**DATASET ENTRIES:**
——
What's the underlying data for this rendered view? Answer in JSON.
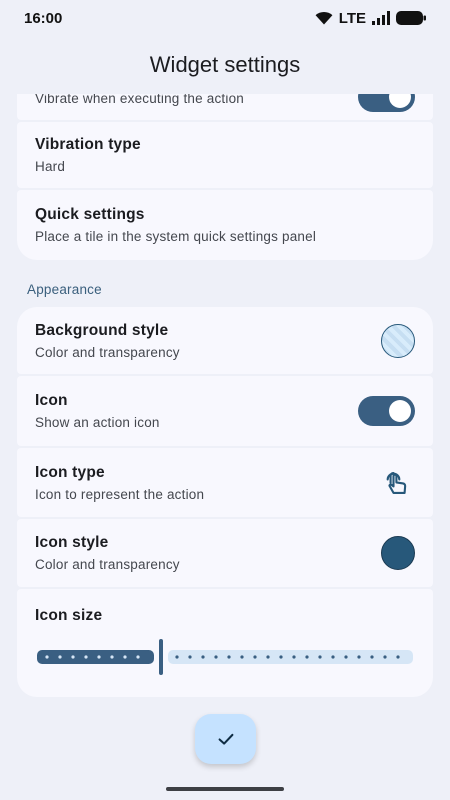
{
  "status_bar": {
    "time": "16:00",
    "network": "LTE"
  },
  "app_bar": {
    "title": "Widget settings"
  },
  "top_group": {
    "partial_item": {
      "subtitle": "Vibrate when executing the action"
    },
    "vibration_type": {
      "title": "Vibration type",
      "subtitle": "Hard"
    },
    "quick_settings": {
      "title": "Quick settings",
      "subtitle": "Place a tile in the system quick settings panel"
    }
  },
  "appearance": {
    "header": "Appearance",
    "background_style": {
      "title": "Background style",
      "subtitle": "Color and transparency",
      "color": "#d8ecfb"
    },
    "icon": {
      "title": "Icon",
      "subtitle": "Show an action icon",
      "enabled": true
    },
    "icon_type": {
      "title": "Icon type",
      "subtitle": "Icon to represent the action",
      "icon": "touch-app-icon"
    },
    "icon_style": {
      "title": "Icon style",
      "subtitle": "Color and transparency",
      "color": "#27587a"
    },
    "icon_size": {
      "title": "Icon size",
      "value_fraction": 0.33
    }
  },
  "colors": {
    "accent": "#3a5f82",
    "section_header": "#3a5f7d",
    "fab": "#c5e2ff",
    "track_inactive": "#d6e6f6"
  },
  "fab": {
    "icon": "check-icon"
  }
}
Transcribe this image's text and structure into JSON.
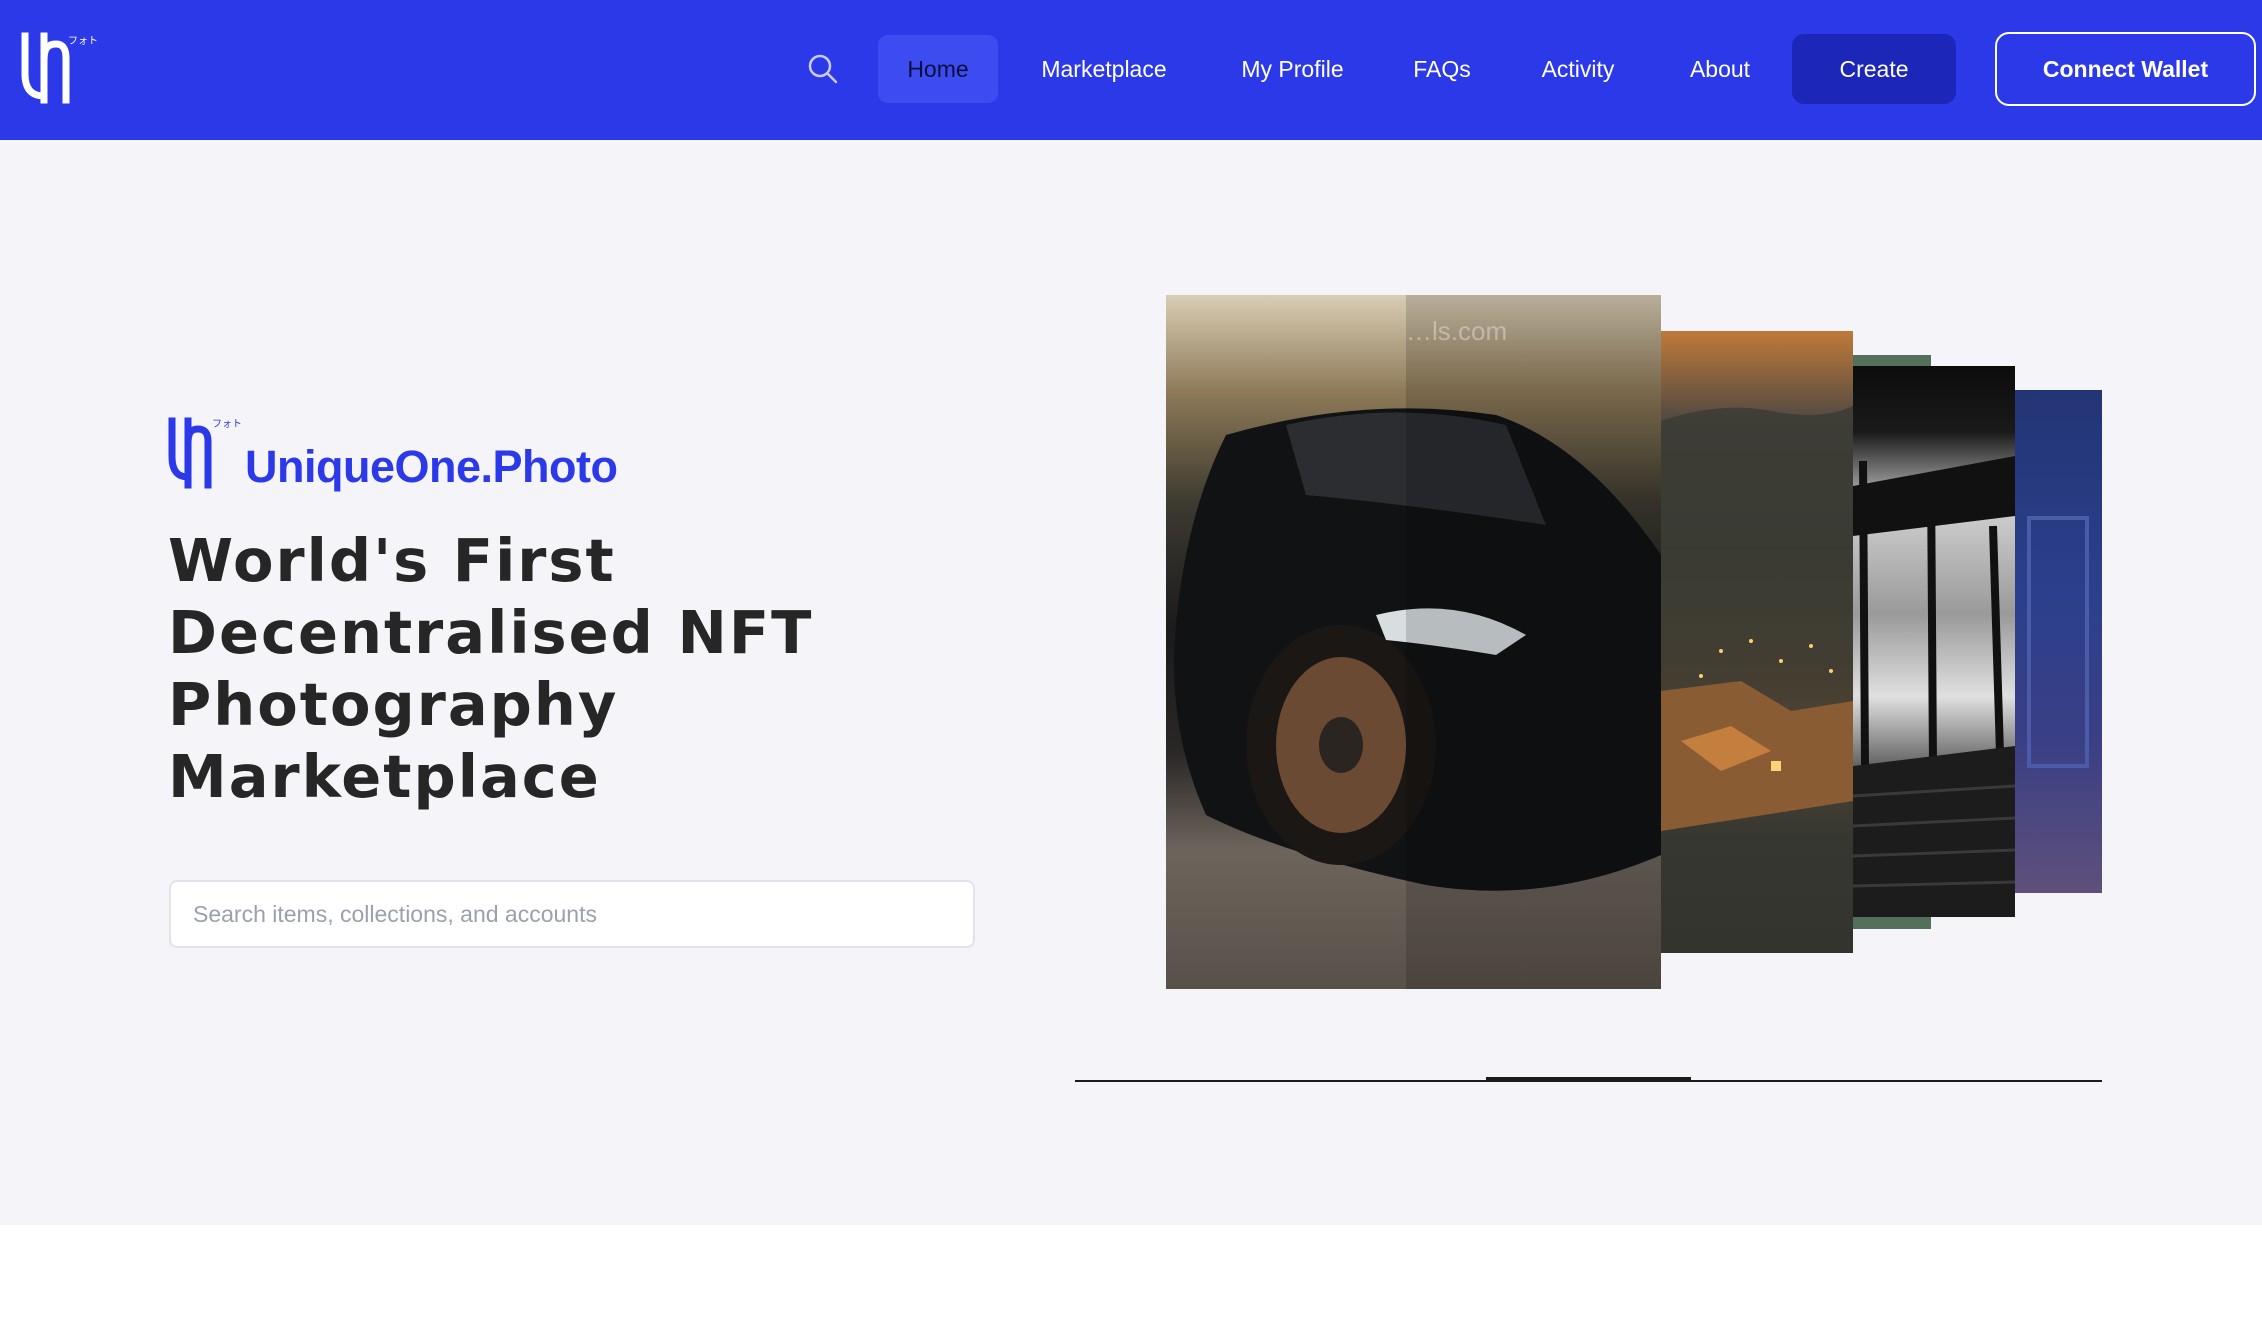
{
  "navbar": {
    "logo_icon": "uniqueone-logo-icon",
    "logo_kana": "フォト",
    "search_icon": "search-icon",
    "items": [
      {
        "label": "Home",
        "active": true
      },
      {
        "label": "Marketplace",
        "active": false
      },
      {
        "label": "My Profile",
        "active": false
      },
      {
        "label": "FAQs",
        "active": false
      },
      {
        "label": "Activity",
        "active": false
      },
      {
        "label": "About",
        "active": false
      }
    ],
    "create_label": "Create",
    "connect_wallet_label": "Connect Wallet"
  },
  "hero": {
    "brand_name": "UniqueOne.Photo",
    "brand_kana": "フォト",
    "title_lines": [
      "World's First",
      "Decentralised NFT",
      "Photography",
      "Marketplace"
    ],
    "search": {
      "placeholder": "Search items, collections, and accounts",
      "value": ""
    }
  },
  "carousel": {
    "slides": [
      {
        "name": "car-photo",
        "watermark": "…ls.com"
      },
      {
        "name": "hill-town-photo"
      },
      {
        "name": "green-photo"
      },
      {
        "name": "staircase-photo"
      },
      {
        "name": "blue-photo"
      }
    ],
    "progress": 0.2,
    "active_slide": 3
  },
  "colors": {
    "brand_blue": "#2c39e8",
    "create_button": "#1c26b8",
    "hero_background": "#f4f4f9",
    "title_text": "#262626"
  }
}
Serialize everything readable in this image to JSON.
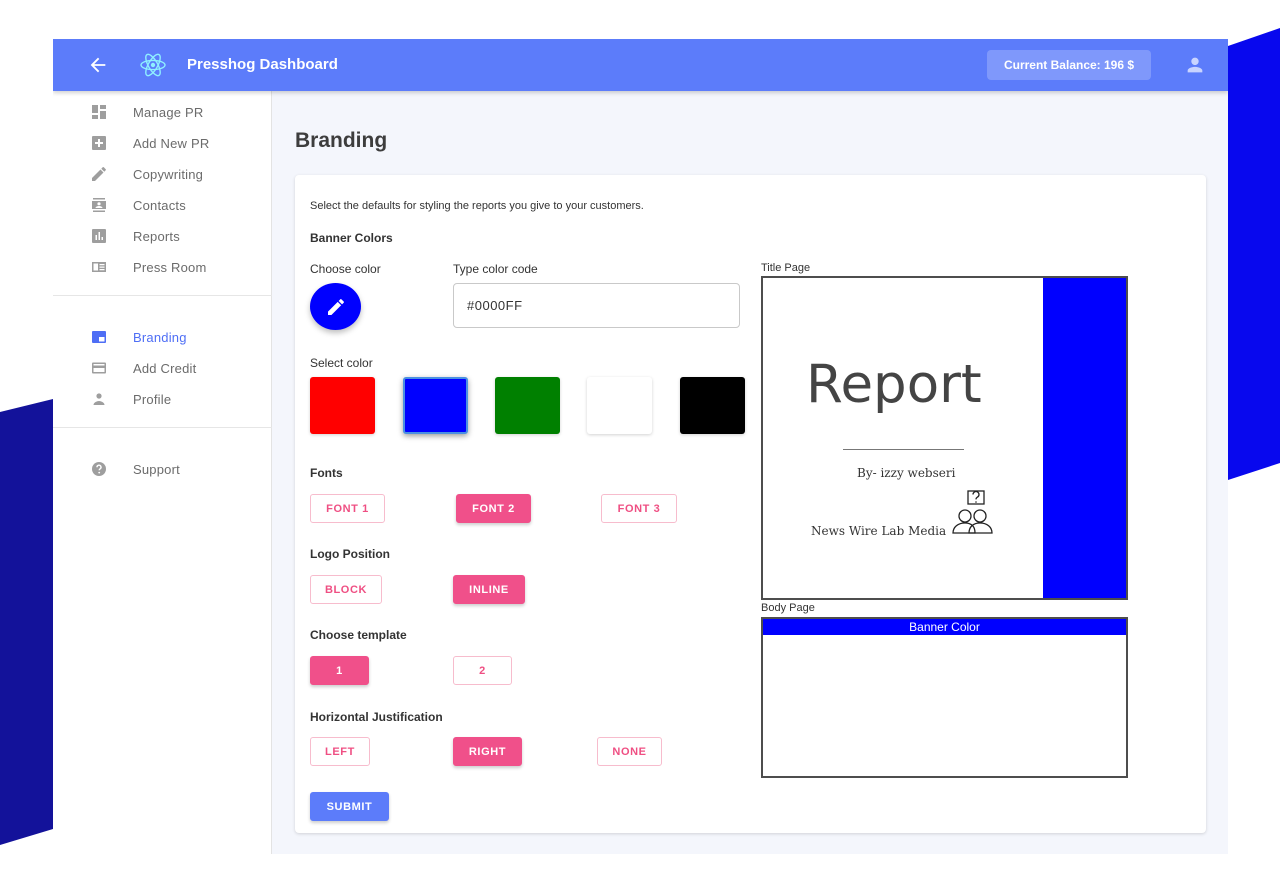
{
  "header": {
    "title": "Presshog Dashboard",
    "balance": "Current Balance: 196 $"
  },
  "sidebar": {
    "items": [
      {
        "label": "Manage PR",
        "icon": "dashboard-icon"
      },
      {
        "label": "Add New PR",
        "icon": "add-box-icon"
      },
      {
        "label": "Copywriting",
        "icon": "pencil-icon"
      },
      {
        "label": "Contacts",
        "icon": "contacts-icon"
      },
      {
        "label": "Reports",
        "icon": "bar-chart-icon"
      },
      {
        "label": "Press Room",
        "icon": "newspaper-icon"
      },
      {
        "label": "Branding",
        "icon": "branding-icon",
        "active": true
      },
      {
        "label": "Add Credit",
        "icon": "credit-card-icon"
      },
      {
        "label": "Profile",
        "icon": "person-icon"
      },
      {
        "label": "Support",
        "icon": "help-icon"
      }
    ]
  },
  "page": {
    "title": "Branding",
    "intro": "Select the defaults for styling the reports you give to your customers.",
    "banner_colors_label": "Banner Colors",
    "choose_color_label": "Choose color",
    "type_color_code_label": "Type color code",
    "color_code_value": "#0000FF",
    "select_color_label": "Select color",
    "swatches": [
      {
        "color": "#ff0000",
        "selected": false
      },
      {
        "color": "#0000ff",
        "selected": true
      },
      {
        "color": "#008000",
        "selected": false
      },
      {
        "color": "#ffffff",
        "selected": false
      },
      {
        "color": "#000000",
        "selected": false
      }
    ],
    "fonts_label": "Fonts",
    "fonts": [
      {
        "label": "FONT 1",
        "selected": false
      },
      {
        "label": "FONT 2",
        "selected": true
      },
      {
        "label": "FONT 3",
        "selected": false
      }
    ],
    "logo_position_label": "Logo Position",
    "logo_positions": [
      {
        "label": "BLOCK",
        "selected": false
      },
      {
        "label": "INLINE",
        "selected": true
      }
    ],
    "template_label": "Choose template",
    "templates": [
      {
        "label": "1",
        "selected": true
      },
      {
        "label": "2",
        "selected": false
      }
    ],
    "justification_label": "Horizontal Justification",
    "justifications": [
      {
        "label": "LEFT",
        "selected": false
      },
      {
        "label": "RIGHT",
        "selected": true
      },
      {
        "label": "NONE",
        "selected": false
      }
    ],
    "submit_label": "SUBMIT"
  },
  "preview": {
    "title_page_label": "Title Page",
    "report_word": "Report",
    "by_line": "By- izzy webseri",
    "company": "News Wire Lab Media",
    "body_page_label": "Body Page",
    "banner_text": "Banner Color",
    "banner_color": "#0000ff"
  },
  "colors": {
    "appbar": "#5c7cfa",
    "accent_pink": "#f0508a",
    "active_nav": "#4e6ef5",
    "decoration": "#0c0c9c"
  }
}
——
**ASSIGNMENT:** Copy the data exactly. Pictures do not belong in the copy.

**RESULT OF THE EXERCISE:**
What's the underlying data for this rendered view? Answer in JSON.
{
  "status_bar": {
    "time": "16:00",
    "network": "LTE"
  },
  "app_bar": {
    "title": "Widget settings"
  },
  "top_group": {
    "partial_item": {
      "subtitle": "Vibrate when executing the action"
    },
    "vibration_type": {
      "title": "Vibration type",
      "subtitle": "Hard"
    },
    "quick_settings": {
      "title": "Quick settings",
      "subtitle": "Place a tile in the system quick settings panel"
    }
  },
  "appearance": {
    "header": "Appearance",
    "background_style": {
      "title": "Background style",
      "subtitle": "Color and transparency",
      "color": "#d8ecfb"
    },
    "icon": {
      "title": "Icon",
      "subtitle": "Show an action icon",
      "enabled": true
    },
    "icon_type": {
      "title": "Icon type",
      "subtitle": "Icon to represent the action",
      "icon": "touch-app-icon"
    },
    "icon_style": {
      "title": "Icon style",
      "subtitle": "Color and transparency",
      "color": "#27587a"
    },
    "icon_size": {
      "title": "Icon size",
      "value_fraction": 0.33
    }
  },
  "colors": {
    "accent": "#3a5f82",
    "section_header": "#3a5f7d",
    "fab": "#c5e2ff",
    "track_inactive": "#d6e6f6"
  },
  "fab": {
    "icon": "check-icon"
  }
}
Transcribe this image's text and structure into JSON.
{
  "navbar": {
    "logo_icon": "uniqueone-logo-icon",
    "logo_kana": "フォト",
    "search_icon": "search-icon",
    "items": [
      {
        "label": "Home",
        "active": true
      },
      {
        "label": "Marketplace",
        "active": false
      },
      {
        "label": "My Profile",
        "active": false
      },
      {
        "label": "FAQs",
        "active": false
      },
      {
        "label": "Activity",
        "active": false
      },
      {
        "label": "About",
        "active": false
      }
    ],
    "create_label": "Create",
    "connect_wallet_label": "Connect Wallet"
  },
  "hero": {
    "brand_name": "UniqueOne.Photo",
    "brand_kana": "フォト",
    "title_lines": [
      "World's First",
      "Decentralised NFT",
      "Photography",
      "Marketplace"
    ],
    "search": {
      "placeholder": "Search items, collections, and accounts",
      "value": ""
    }
  },
  "carousel": {
    "slides": [
      {
        "name": "car-photo",
        "watermark": "…ls.com"
      },
      {
        "name": "hill-town-photo"
      },
      {
        "name": "green-photo"
      },
      {
        "name": "staircase-photo"
      },
      {
        "name": "blue-photo"
      }
    ],
    "progress": 0.2,
    "active_slide": 3
  },
  "colors": {
    "brand_blue": "#2c39e8",
    "create_button": "#1c26b8",
    "hero_background": "#f4f4f9",
    "title_text": "#262626"
  }
}
Serialize everything readable in this image to JSON.
{
  "header": {
    "title": "Presshog Dashboard",
    "balance": "Current Balance: 196 $"
  },
  "sidebar": {
    "items": [
      {
        "label": "Manage PR",
        "icon": "dashboard-icon"
      },
      {
        "label": "Add New PR",
        "icon": "add-box-icon"
      },
      {
        "label": "Copywriting",
        "icon": "pencil-icon"
      },
      {
        "label": "Contacts",
        "icon": "contacts-icon"
      },
      {
        "label": "Reports",
        "icon": "bar-chart-icon"
      },
      {
        "label": "Press Room",
        "icon": "newspaper-icon"
      },
      {
        "label": "Branding",
        "icon": "branding-icon",
        "active": true
      },
      {
        "label": "Add Credit",
        "icon": "credit-card-icon"
      },
      {
        "label": "Profile",
        "icon": "person-icon"
      },
      {
        "label": "Support",
        "icon": "help-icon"
      }
    ]
  },
  "page": {
    "title": "Branding",
    "intro": "Select the defaults for styling the reports you give to your customers.",
    "banner_colors_label": "Banner Colors",
    "choose_color_label": "Choose color",
    "type_color_code_label": "Type color code",
    "color_code_value": "#0000FF",
    "select_color_label": "Select color",
    "swatches": [
      {
        "color": "#ff0000",
        "selected": false
      },
      {
        "color": "#0000ff",
        "selected": true
      },
      {
        "color": "#008000",
        "selected": false
      },
      {
        "color": "#ffffff",
        "selected": false
      },
      {
        "color": "#000000",
        "selected": false
      }
    ],
    "fonts_label": "Fonts",
    "fonts": [
      {
        "label": "FONT 1",
        "selected": false
      },
      {
        "label": "FONT 2",
        "selected": true
      },
      {
        "label": "FONT 3",
        "selected": false
      }
    ],
    "logo_position_label": "Logo Position",
    "logo_positions": [
      {
        "label": "BLOCK",
        "selected": false
      },
      {
        "label": "INLINE",
        "selected": true
      }
    ],
    "template_label": "Choose template",
    "templates": [
      {
        "label": "1",
        "selected": true
      },
      {
        "label": "2",
        "selected": false
      }
    ],
    "justification_label": "Horizontal Justification",
    "justifications": [
      {
        "label": "LEFT",
        "selected": false
      },
      {
        "label": "RIGHT",
        "selected": true
      },
      {
        "label": "NONE",
        "selected": false
      }
    ],
    "submit_label": "SUBMIT"
  },
  "preview": {
    "title_page_label": "Title Page",
    "report_word": "Report",
    "by_line": "By- izzy webseri",
    "company": "News Wire Lab Media",
    "body_page_label": "Body Page",
    "banner_text": "Banner Color",
    "banner_color": "#0000ff"
  },
  "colors": {
    "appbar": "#5c7cfa",
    "accent_pink": "#f0508a",
    "active_nav": "#4e6ef5",
    "decoration": "#0c0c9c"
  }
}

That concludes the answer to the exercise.